Plaintiffs' Conduct During Discovery
arguments and issues raised in plaintiffs' motion are not
at all new, nor are the Court's concerns about
plaintiffs' conduct. In its earlier Order, the Court
noted that these matters “have been pending for years
and . . . discovery has progressed slowly.” Toussie
v. Allstate Ins. Co., 2017 WL 4773374, at *1. The Court
further observed that “this Court has considered these
arguments [by plaintiffs] and twice ruled that an inspection
is warranted[.]” Id. at *2; see id.
(explaining that “[p]laintiffs' concerns are not
tethered to the realities of these cases”). The October
20, 2017 Order marked the third time the Court ruled on these
and related issues. See, e.g., id. at *3
(ruling that “[g]iven the delay engendered by the
inconsistencies noted by the defendant, and because the issue
of what property remains in the plaintiffs' possession
and what property was lost during Hurricane Sandy is central
to this litigation, the Court reaffirms its earlier rulings

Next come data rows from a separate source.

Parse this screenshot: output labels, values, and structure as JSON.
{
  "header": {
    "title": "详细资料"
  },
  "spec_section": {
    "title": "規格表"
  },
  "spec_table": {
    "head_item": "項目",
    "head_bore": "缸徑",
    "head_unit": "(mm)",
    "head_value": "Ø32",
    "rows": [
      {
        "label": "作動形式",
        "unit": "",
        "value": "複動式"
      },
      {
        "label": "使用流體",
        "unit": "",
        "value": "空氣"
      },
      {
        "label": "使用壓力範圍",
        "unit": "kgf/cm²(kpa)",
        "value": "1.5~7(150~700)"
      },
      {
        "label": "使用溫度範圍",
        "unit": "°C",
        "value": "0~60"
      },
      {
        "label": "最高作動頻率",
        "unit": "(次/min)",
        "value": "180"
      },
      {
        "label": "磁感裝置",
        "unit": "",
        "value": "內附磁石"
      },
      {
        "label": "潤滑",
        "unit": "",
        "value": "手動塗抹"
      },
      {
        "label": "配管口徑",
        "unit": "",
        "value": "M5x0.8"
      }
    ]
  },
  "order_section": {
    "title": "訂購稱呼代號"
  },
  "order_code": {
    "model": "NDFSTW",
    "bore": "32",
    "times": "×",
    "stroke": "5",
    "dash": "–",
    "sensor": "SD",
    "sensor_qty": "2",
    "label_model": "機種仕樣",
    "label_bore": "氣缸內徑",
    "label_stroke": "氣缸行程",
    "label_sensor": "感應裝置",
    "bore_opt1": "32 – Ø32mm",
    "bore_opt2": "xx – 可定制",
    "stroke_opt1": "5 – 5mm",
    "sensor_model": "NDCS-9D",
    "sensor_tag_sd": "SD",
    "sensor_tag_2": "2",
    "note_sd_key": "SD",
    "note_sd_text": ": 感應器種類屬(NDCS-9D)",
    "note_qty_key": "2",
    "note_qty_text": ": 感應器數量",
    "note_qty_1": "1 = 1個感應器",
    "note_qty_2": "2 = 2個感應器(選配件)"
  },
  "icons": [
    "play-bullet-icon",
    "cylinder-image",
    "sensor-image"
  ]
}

permitting an inspection of Christie's as described in
Allstate's subpoena”). Remarkably, this Order marks
the fourth time the Court has ruled on these concerns.
Court is deeply troubled by the pattern of seeking to thwart
proper discovery requests and to delay this litigation. That
plaintiffs chose to file, less than two business days before
the scheduled inspection and without conferring with
Allstate, a motion seeking relief the Court already denied
three times-and that Mr. Toussie swore in his
Affidavit that he has been aware of all of the issues raised
for quite some time-makes the motion even more troubling.
Federal Rules prohibit frivolous motions, as well as those
that are interposed for an improper purpose. See,
e.g., Fed.R.Civ.P. 11(b)(1), (2); id. R.
26(g)(1)(B). Sanctions for violating the certification
requirements of Rule 26 are mandatory. See
Fed.R.Civ.P. 26(g)(3) (providing that “[i]f a
certification violates this rule . . . the court, on motion
or on its own, must impose an appropriate
sanction”) (emphasis added). It would be generous to
conclude that the instant filing “strays perilously
close to the line drawn by Rule[s] 11” and 26 of the
Federal Rules of Civil Procedure. Demirovic v.
Ortega, No. 15 CV 327, 2017 WL 4621089, at *2 n.7
(E.D.N.Y. Oct. 13, 2017) (internal quotation marks omitted)
(quoting Point 4 Data Corp. v. Tri-State Surgical Supply
& Equipment Ltd., No. 11 CV 726, 2015 WL 13037562,
at *12 (E.D.N.Y. Sept. 10, 2015)). Although sanctions have
not been requested at this time, the Court expects that going
forward, plaintiffs and their counsel will adhere to the
Federal Rules and this Court's prior Orders and will not
continue to re-litigate the same issues previously decided by
reasons set forth above, the Court denies plaintiffs'
motion to limit the October 30, 2017 ...